===== The records =====

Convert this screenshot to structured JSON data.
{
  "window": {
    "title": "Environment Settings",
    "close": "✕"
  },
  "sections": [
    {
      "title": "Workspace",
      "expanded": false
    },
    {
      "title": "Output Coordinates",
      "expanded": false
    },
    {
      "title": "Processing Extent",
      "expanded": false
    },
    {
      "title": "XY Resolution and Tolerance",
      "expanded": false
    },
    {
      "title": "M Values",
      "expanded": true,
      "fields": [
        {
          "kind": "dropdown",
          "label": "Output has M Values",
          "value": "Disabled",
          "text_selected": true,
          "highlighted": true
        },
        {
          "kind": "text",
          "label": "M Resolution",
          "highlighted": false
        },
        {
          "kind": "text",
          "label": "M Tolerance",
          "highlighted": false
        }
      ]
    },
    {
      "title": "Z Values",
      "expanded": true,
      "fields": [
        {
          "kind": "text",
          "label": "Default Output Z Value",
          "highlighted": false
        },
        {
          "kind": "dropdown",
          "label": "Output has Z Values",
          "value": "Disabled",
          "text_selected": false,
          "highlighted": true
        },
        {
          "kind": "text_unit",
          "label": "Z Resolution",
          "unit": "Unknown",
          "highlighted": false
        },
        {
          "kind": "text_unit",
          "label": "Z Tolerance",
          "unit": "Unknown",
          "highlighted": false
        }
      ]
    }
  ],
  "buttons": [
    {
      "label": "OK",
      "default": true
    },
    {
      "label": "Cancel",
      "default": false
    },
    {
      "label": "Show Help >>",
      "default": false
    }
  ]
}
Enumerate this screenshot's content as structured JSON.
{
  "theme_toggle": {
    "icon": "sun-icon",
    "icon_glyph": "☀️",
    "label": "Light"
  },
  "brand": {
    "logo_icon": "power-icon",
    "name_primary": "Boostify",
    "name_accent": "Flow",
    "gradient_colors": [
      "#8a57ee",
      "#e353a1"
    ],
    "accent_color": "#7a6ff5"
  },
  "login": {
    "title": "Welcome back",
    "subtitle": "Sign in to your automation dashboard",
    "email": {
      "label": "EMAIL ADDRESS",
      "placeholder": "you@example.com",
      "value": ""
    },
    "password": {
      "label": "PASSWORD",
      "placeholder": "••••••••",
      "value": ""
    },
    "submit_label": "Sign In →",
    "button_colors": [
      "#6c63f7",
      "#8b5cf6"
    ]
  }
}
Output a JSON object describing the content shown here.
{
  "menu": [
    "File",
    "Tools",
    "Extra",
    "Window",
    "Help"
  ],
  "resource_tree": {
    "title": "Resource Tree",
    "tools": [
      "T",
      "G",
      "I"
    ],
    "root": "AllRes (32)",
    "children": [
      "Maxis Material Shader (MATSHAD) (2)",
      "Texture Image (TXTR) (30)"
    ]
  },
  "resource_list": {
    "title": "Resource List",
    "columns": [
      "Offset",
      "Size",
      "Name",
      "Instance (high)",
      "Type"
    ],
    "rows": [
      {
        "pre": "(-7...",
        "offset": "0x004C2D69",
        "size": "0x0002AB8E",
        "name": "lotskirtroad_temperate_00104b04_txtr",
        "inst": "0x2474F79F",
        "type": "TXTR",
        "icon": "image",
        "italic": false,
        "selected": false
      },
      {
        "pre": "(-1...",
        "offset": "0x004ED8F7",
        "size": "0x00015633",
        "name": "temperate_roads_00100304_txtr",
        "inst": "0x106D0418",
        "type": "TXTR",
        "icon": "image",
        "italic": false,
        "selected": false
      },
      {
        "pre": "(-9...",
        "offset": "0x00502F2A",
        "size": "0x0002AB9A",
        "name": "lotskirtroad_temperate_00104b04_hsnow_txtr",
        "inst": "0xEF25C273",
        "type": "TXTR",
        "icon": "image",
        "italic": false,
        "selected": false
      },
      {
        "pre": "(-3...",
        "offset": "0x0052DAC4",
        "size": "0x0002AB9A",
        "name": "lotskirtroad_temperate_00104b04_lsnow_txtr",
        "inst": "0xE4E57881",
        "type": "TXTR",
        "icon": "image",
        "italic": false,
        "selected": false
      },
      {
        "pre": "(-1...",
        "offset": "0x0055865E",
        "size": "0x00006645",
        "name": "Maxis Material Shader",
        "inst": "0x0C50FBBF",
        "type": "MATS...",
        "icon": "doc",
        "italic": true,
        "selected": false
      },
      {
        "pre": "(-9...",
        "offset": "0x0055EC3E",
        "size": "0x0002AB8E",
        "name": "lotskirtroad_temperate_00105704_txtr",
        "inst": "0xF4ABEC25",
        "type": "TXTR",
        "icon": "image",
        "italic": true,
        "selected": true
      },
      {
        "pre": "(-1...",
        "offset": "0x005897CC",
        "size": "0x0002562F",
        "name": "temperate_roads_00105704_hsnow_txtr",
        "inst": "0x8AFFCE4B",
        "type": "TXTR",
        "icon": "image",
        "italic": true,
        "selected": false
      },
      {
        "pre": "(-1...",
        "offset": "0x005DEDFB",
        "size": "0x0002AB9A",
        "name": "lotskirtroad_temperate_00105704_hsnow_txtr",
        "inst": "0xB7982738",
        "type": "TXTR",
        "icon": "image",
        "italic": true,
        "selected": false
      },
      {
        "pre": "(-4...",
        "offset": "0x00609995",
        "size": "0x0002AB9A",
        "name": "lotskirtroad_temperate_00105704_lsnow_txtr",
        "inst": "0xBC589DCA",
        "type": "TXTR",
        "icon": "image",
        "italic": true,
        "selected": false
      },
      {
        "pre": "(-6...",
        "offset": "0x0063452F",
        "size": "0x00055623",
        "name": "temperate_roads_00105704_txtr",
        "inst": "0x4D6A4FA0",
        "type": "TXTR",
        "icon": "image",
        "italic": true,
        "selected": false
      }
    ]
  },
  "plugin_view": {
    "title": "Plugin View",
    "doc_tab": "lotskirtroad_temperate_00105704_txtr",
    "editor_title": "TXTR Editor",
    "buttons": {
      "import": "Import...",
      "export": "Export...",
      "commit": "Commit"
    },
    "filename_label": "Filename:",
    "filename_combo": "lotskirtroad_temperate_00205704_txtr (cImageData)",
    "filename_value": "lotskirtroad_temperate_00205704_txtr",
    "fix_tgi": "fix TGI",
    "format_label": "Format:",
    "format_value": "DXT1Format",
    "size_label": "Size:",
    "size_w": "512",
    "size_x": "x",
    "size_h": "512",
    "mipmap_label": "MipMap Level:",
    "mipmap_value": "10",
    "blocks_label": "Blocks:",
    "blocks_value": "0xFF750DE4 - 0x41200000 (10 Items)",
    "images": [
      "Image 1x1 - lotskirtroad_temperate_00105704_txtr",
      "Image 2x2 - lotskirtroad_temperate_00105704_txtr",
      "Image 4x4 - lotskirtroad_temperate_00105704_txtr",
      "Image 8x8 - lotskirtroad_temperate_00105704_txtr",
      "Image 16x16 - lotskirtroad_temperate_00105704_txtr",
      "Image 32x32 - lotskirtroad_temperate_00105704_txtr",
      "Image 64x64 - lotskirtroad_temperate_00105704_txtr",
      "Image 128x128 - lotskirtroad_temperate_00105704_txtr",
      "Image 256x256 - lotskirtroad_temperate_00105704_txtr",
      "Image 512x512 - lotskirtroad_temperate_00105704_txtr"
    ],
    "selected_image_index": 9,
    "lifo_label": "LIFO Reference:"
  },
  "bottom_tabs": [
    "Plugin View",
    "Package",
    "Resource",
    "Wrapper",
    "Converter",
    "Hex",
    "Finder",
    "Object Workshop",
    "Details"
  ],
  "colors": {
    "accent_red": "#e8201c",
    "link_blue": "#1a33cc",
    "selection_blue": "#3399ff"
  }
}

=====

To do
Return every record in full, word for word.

Response
Convert this screenshot to structured JSON data.
{
  "window": {
    "title": "Environment Settings",
    "close": "✕"
  },
  "sections": [
    {
      "title": "Workspace",
      "expanded": false
    },
    {
      "title": "Output Coordinates",
      "expanded": false
    },
    {
      "title": "Processing Extent",
      "expanded": false
    },
    {
      "title": "XY Resolution and Tolerance",
      "expanded": false
    },
    {
      "title": "M Values",
      "expanded": true,
      "fields": [
        {
          "kind": "dropdown",
          "label": "Output has M Values",
          "value": "Disabled",
          "text_selected": true,
          "highlighted": true
        },
        {
          "kind": "text",
          "label": "M Resolution",
          "highlighted": false
        },
        {
          "kind": "text",
          "label": "M Tolerance",
          "highlighted": false
        }
      ]
    },
    {
      "title": "Z Values",
      "expanded": true,
      "fields": [
        {
          "kind": "text",
          "label": "Default Output Z Value",
          "highlighted": false
        },
        {
          "kind": "dropdown",
          "label": "Output has Z Values",
          "value": "Disabled",
          "text_selected": false,
          "highlighted": true
        },
        {
          "kind": "text_unit",
          "label": "Z Resolution",
          "unit": "Unknown",
          "highlighted": false
        },
        {
          "kind": "text_unit",
          "label": "Z Tolerance",
          "unit": "Unknown",
          "highlighted": false
        }
      ]
    }
  ],
  "buttons": [
    {
      "label": "OK",
      "default": true
    },
    {
      "label": "Cancel",
      "default": false
    },
    {
      "label": "Show Help >>",
      "default": false
    }
  ]
}
Enumerate this screenshot's content as structured JSON.
{
  "theme_toggle": {
    "icon": "sun-icon",
    "icon_glyph": "☀️",
    "label": "Light"
  },
  "brand": {
    "logo_icon": "power-icon",
    "name_primary": "Boostify",
    "name_accent": "Flow",
    "gradient_colors": [
      "#8a57ee",
      "#e353a1"
    ],
    "accent_color": "#7a6ff5"
  },
  "login": {
    "title": "Welcome back",
    "subtitle": "Sign in to your automation dashboard",
    "email": {
      "label": "EMAIL ADDRESS",
      "placeholder": "you@example.com",
      "value": ""
    },
    "password": {
      "label": "PASSWORD",
      "placeholder": "••••••••",
      "value": ""
    },
    "submit_label": "Sign In →",
    "button_colors": [
      "#6c63f7",
      "#8b5cf6"
    ]
  }
}
Output a JSON object describing the content shown here.
{
  "menu": [
    "File",
    "Tools",
    "Extra",
    "Window",
    "Help"
  ],
  "resource_tree": {
    "title": "Resource Tree",
    "tools": [
      "T",
      "G",
      "I"
    ],
    "root": "AllRes (32)",
    "children": [
      "Maxis Material Shader (MATSHAD) (2)",
      "Texture Image (TXTR) (30)"
    ]
  },
  "resource_list": {
    "title": "Resource List",
    "columns": [
      "Offset",
      "Size",
      "Name",
      "Instance (high)",
      "Type"
    ],
    "rows": [
      {
        "pre": "(-7...",
        "offset": "0x004C2D69",
        "size": "0x0002AB8E",
        "name": "lotskirtroad_temperate_00104b04_txtr",
        "inst": "0x2474F79F",
        "type": "TXTR",
        "icon": "image",
        "italic": false,
        "selected": false
      },
      {
        "pre": "(-1...",
        "offset": "0x004ED8F7",
        "size": "0x00015633",
        "name": "temperate_roads_00100304_txtr",
        "inst": "0x106D0418",
        "type": "TXTR",
        "icon": "image",
        "italic": false,
        "selected": false
      },
      {
        "pre": "(-9...",
        "offset": "0x00502F2A",
        "size": "0x0002AB9A",
        "name": "lotskirtroad_temperate_00104b04_hsnow_txtr",
        "inst": "0xEF25C273",
        "type": "TXTR",
        "icon": "image",
        "italic": false,
        "selected": false
      },
      {
        "pre": "(-3...",
        "offset": "0x0052DAC4",
        "size": "0x0002AB9A",
        "name": "lotskirtroad_temperate_00104b04_lsnow_txtr",
        "inst": "0xE4E57881",
        "type": "TXTR",
        "icon": "image",
        "italic": false,
        "selected": false
      },
      {
        "pre": "(-1...",
        "offset": "0x0055865E",
        "size": "0x00006645",
        "name": "Maxis Material Shader",
        "inst": "0x0C50FBBF",
        "type": "MATS...",
        "icon": "doc",
        "italic": true,
        "selected": false
      },
      {
        "pre": "(-9...",
        "offset": "0x0055EC3E",
        "size": "0x0002AB8E",
        "name": "lotskirtroad_temperate_00105704_txtr",
        "inst": "0xF4ABEC25",
        "type": "TXTR",
        "icon": "image",
        "italic": true,
        "selected": true
      },
      {
        "pre": "(-1...",
        "offset": "0x005897CC",
        "size": "0x0002562F",
        "name": "temperate_roads_00105704_hsnow_txtr",
        "inst": "0x8AFFCE4B",
        "type": "TXTR",
        "icon": "image",
        "italic": true,
        "selected": false
      },
      {
        "pre": "(-1...",
        "offset": "0x005DEDFB",
        "size": "0x0002AB9A",
        "name": "lotskirtroad_temperate_00105704_hsnow_txtr",
        "inst": "0xB7982738",
        "type": "TXTR",
        "icon": "image",
        "italic": true,
        "selected": false
      },
      {
        "pre": "(-4...",
        "offset": "0x00609995",
        "size": "0x0002AB9A",
        "name": "lotskirtroad_temperate_00105704_lsnow_txtr",
        "inst": "0xBC589DCA",
        "type": "TXTR",
        "icon": "image",
        "italic": true,
        "selected": false
      },
      {
        "pre": "(-6...",
        "offset": "0x0063452F",
        "size": "0x00055623",
        "name": "temperate_roads_00105704_txtr",
        "inst": "0x4D6A4FA0",
        "type": "TXTR",
        "icon": "image",
        "italic": true,
        "selected": false
      }
    ]
  },
  "plugin_view": {
    "title": "Plugin View",
    "doc_tab": "lotskirtroad_temperate_00105704_txtr",
    "editor_title": "TXTR Editor",
    "buttons": {
      "import": "Import...",
      "export": "Export...",
      "commit": "Commit"
    },
    "filename_label": "Filename:",
    "filename_combo": "lotskirtroad_temperate_00205704_txtr (cImageData)",
    "filename_value": "lotskirtroad_temperate_00205704_txtr",
    "fix_tgi": "fix TGI",
    "format_label": "Format:",
    "format_value": "DXT1Format",
    "size_label": "Size:",
    "size_w": "512",
    "size_x": "x",
    "size_h": "512",
    "mipmap_label": "MipMap Level:",
    "mipmap_value": "10",
    "blocks_label": "Blocks:",
    "blocks_value": "0xFF750DE4 - 0x41200000 (10 Items)",
    "images": [
      "Image 1x1 - lotskirtroad_temperate_00105704_txtr",
      "Image 2x2 - lotskirtroad_temperate_00105704_txtr",
      "Image 4x4 - lotskirtroad_temperate_00105704_txtr",
      "Image 8x8 - lotskirtroad_temperate_00105704_txtr",
      "Image 16x16 - lotskirtroad_temperate_00105704_txtr",
      "Image 32x32 - lotskirtroad_temperate_00105704_txtr",
      "Image 64x64 - lotskirtroad_temperate_00105704_txtr",
      "Image 128x128 - lotskirtroad_temperate_00105704_txtr",
      "Image 256x256 - lotskirtroad_temperate_00105704_txtr",
      "Image 512x512 - lotskirtroad_temperate_00105704_txtr"
    ],
    "selected_image_index": 9,
    "lifo_label": "LIFO Reference:"
  },
  "bottom_tabs": [
    "Plugin View",
    "Package",
    "Resource",
    "Wrapper",
    "Converter",
    "Hex",
    "Finder",
    "Object Workshop",
    "Details"
  ],
  "colors": {
    "accent_red": "#e8201c",
    "link_blue": "#1a33cc",
    "selection_blue": "#3399ff"
  }
}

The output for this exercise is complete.